Your task is to print every entry below exactly as given.

**EXCERPTED DATA**:
BEGIN
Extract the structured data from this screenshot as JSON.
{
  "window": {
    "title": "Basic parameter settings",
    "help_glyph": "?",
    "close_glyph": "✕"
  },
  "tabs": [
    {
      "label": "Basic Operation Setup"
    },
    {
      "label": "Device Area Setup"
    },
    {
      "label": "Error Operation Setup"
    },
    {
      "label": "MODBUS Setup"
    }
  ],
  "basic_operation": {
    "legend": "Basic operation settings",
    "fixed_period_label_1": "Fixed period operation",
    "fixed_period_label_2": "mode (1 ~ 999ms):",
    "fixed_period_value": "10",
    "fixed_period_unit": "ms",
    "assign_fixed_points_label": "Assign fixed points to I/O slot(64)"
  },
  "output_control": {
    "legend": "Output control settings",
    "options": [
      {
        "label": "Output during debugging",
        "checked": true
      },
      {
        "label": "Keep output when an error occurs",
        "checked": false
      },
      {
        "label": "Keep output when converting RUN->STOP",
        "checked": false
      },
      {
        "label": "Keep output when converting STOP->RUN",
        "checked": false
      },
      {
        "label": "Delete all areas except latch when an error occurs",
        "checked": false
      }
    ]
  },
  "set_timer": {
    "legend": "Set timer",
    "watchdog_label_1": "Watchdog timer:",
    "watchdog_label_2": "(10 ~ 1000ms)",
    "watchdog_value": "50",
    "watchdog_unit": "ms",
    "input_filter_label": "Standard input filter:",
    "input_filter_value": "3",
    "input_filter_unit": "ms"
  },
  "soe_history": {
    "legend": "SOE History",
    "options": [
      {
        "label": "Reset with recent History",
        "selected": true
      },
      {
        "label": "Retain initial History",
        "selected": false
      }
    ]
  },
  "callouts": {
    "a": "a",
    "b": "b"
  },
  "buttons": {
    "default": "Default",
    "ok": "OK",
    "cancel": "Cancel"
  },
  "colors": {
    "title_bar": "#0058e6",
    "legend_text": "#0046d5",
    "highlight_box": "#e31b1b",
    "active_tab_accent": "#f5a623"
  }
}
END
**OUTPUT**:
Extract the structured data from this screenshot as JSON.
{
  "window": {
    "title": "Basic parameter settings",
    "help_glyph": "?",
    "close_glyph": "✕"
  },
  "tabs": [
    {
      "label": "Basic Operation Setup"
    },
    {
      "label": "Device Area Setup"
    },
    {
      "label": "Error Operation Setup"
    },
    {
      "label": "MODBUS Setup"
    }
  ],
  "basic_operation": {
    "legend": "Basic operation settings",
    "fixed_period_label_1": "Fixed period operation",
    "fixed_period_label_2": "mode (1 ~ 999ms):",
    "fixed_period_value": "10",
    "fixed_period_unit": "ms",
    "assign_fixed_points_label": "Assign fixed points to I/O slot(64)"
  },
  "output_control": {
    "legend": "Output control settings",
    "options": [
      {
        "label": "Output during debugging",
        "checked": true
      },
      {
        "label": "Keep output when an error occurs",
        "checked": false
      },
      {
        "label": "Keep output when converting RUN->STOP",
        "checked": false
      },
      {
        "label": "Keep output when converting STOP->RUN",
        "checked": false
      },
      {
        "label": "Delete all areas except latch when an error occurs",
        "checked": false
      }
    ]
  },
  "set_timer": {
    "legend": "Set timer",
    "watchdog_label_1": "Watchdog timer:",
    "watchdog_label_2": "(10 ~ 1000ms)",
    "watchdog_value": "50",
    "watchdog_unit": "ms",
    "input_filter_label": "Standard input filter:",
    "input_filter_value": "3",
    "input_filter_unit": "ms"
  },
  "soe_history": {
    "legend": "SOE History",
    "options": [
      {
        "label": "Reset with recent History",
        "selected": true
      },
      {
        "label": "Retain initial History",
        "selected": false
      }
    ]
  },
  "callouts": {
    "a": "a",
    "b": "b"
  },
  "buttons": {
    "default": "Default",
    "ok": "OK",
    "cancel": "Cancel"
  },
  "colors": {
    "title_bar": "#0058e6",
    "legend_text": "#0046d5",
    "highlight_box": "#e31b1b",
    "active_tab_accent": "#f5a623"
  }
}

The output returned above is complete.